Will and Laura Winter have a new baby! (There seems to be a lot of that going around.) Old North St. Louis' newest resident is Julia Rebecca Winter. Welcome to the blogosphere, Julia.
There's a great two-page spread about The Commonspace in the January issue of Sauce Magazine. It's got pictures and everything. Pick up a copy at one of these fine establishments, and turn to page 24. Thanks to Jen Meyer, the Regional Arts Commission and Sauce Magazine for the ink.
Come out to the Ulcer Incorporated show on Sat., Jan. 10 at Blueberry Hill's Duck Room. The script for this punk rock opera is the most complicated and ridiculous one yet. A slideshow! Robots! Sex! Picketing! Death! You really can't go wrong with a plot line like that. Clanky's Nub opens at 9 (you may remember them from such concerts as The Urge at The Pageant on Dec. 19). It's a 21+ show. Normally, it's $5 to get in, but for you, dear reader, it's free with this flyer.
People's Coffee barista Angi Mayes managed to get in a jibe at The Man in Wm. Stage's Street Talk column in the Dec. 17 issue of the RFT. The question was "Santa Wants to Know: Have You Been Naughty or Nice?" You go, girl!
If you haven't been to The Commonspace yet this year, come check out our new carpet. Shouts out to Jason McClelland, Maddie Earnest, Nancy Marston (AKA mom), John "Cove Base King" Colbert and Lynn Josse for coming in over the holiday break to help Amanda and me tear out the old carpet and put down 400 new 18" carpet tiles. Be sure to look for the Square of Whimsy! In addition to carpeting, we also repainted the gallery walls and gave everything a thorough cleaning. Thanks to Steve Patterson for telling us to paint the door white (you were right it looks a lot better).
This nugget, gleaned from Monday night's post-radio-show conversation with Aldermanic President Jim Shrewsbury, is too golden not to share: Shrewsbury recalls the first time he ever listened to KSHE. The year was 1968, and young Jim was 12 years old.

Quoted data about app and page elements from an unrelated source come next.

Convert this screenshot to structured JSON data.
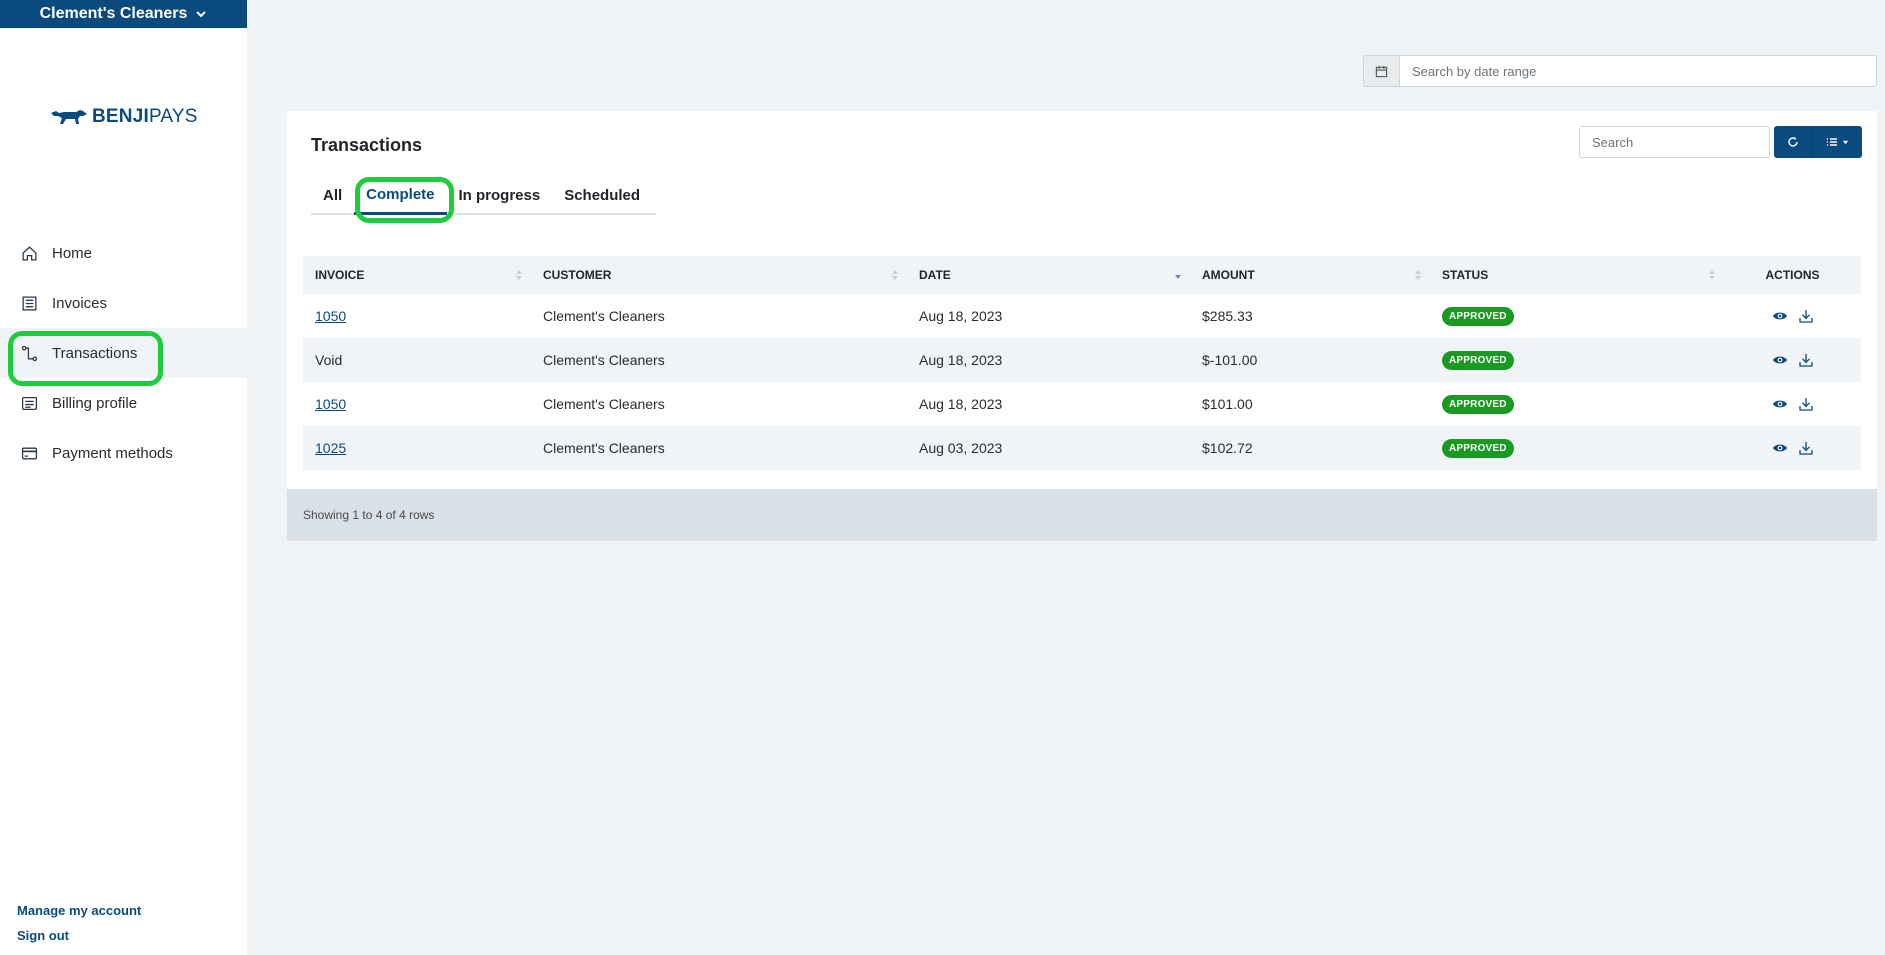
{
  "sidebar": {
    "company": "Clement's Cleaners",
    "logo": {
      "bold": "BENJI",
      "light": "PAYS"
    },
    "items": [
      {
        "label": "Home",
        "icon": "home-icon"
      },
      {
        "label": "Invoices",
        "icon": "invoice-icon"
      },
      {
        "label": "Transactions",
        "icon": "transactions-icon",
        "active": true
      },
      {
        "label": "Billing profile",
        "icon": "billing-profile-icon"
      },
      {
        "label": "Payment methods",
        "icon": "credit-card-icon"
      }
    ],
    "manage_account": "Manage my account",
    "sign_out": "Sign out"
  },
  "date_search": {
    "placeholder": "Search by date range"
  },
  "card": {
    "title": "Transactions",
    "tabs": [
      {
        "label": "All"
      },
      {
        "label": "Complete",
        "active": true
      },
      {
        "label": "In progress"
      },
      {
        "label": "Scheduled"
      }
    ],
    "search_placeholder": "Search",
    "columns": [
      "INVOICE",
      "CUSTOMER",
      "DATE",
      "AMOUNT",
      "STATUS",
      "ACTIONS"
    ],
    "rows": [
      {
        "invoice": "1050",
        "invoice_link": true,
        "customer": "Clement's Cleaners",
        "date": "Aug 18, 2023",
        "amount": "$285.33",
        "status": "APPROVED"
      },
      {
        "invoice": "Void",
        "invoice_link": false,
        "customer": "Clement's Cleaners",
        "date": "Aug 18, 2023",
        "amount": "$-101.00",
        "status": "APPROVED"
      },
      {
        "invoice": "1050",
        "invoice_link": true,
        "customer": "Clement's Cleaners",
        "date": "Aug 18, 2023",
        "amount": "$101.00",
        "status": "APPROVED"
      },
      {
        "invoice": "1025",
        "invoice_link": true,
        "customer": "Clement's Cleaners",
        "date": "Aug 03, 2023",
        "amount": "$102.72",
        "status": "APPROVED"
      }
    ],
    "footer": "Showing 1 to 4 of 4 rows"
  },
  "colors": {
    "brand": "#0b4a7d",
    "highlight": "#1fcc3e",
    "approved": "#1a9a23",
    "background": "#f1f4f7"
  }
}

Driving home from mass in his mom's new car (first one with an FM radio!), he turned on the Real Rock. which was blasting Steppenwolf's "The Pusher." Mama Shrewsbury put a stop to the car — and the nonsense — immediately. (Read some of the lyrics, and you begin to understand that it's really not ideal post-church material...)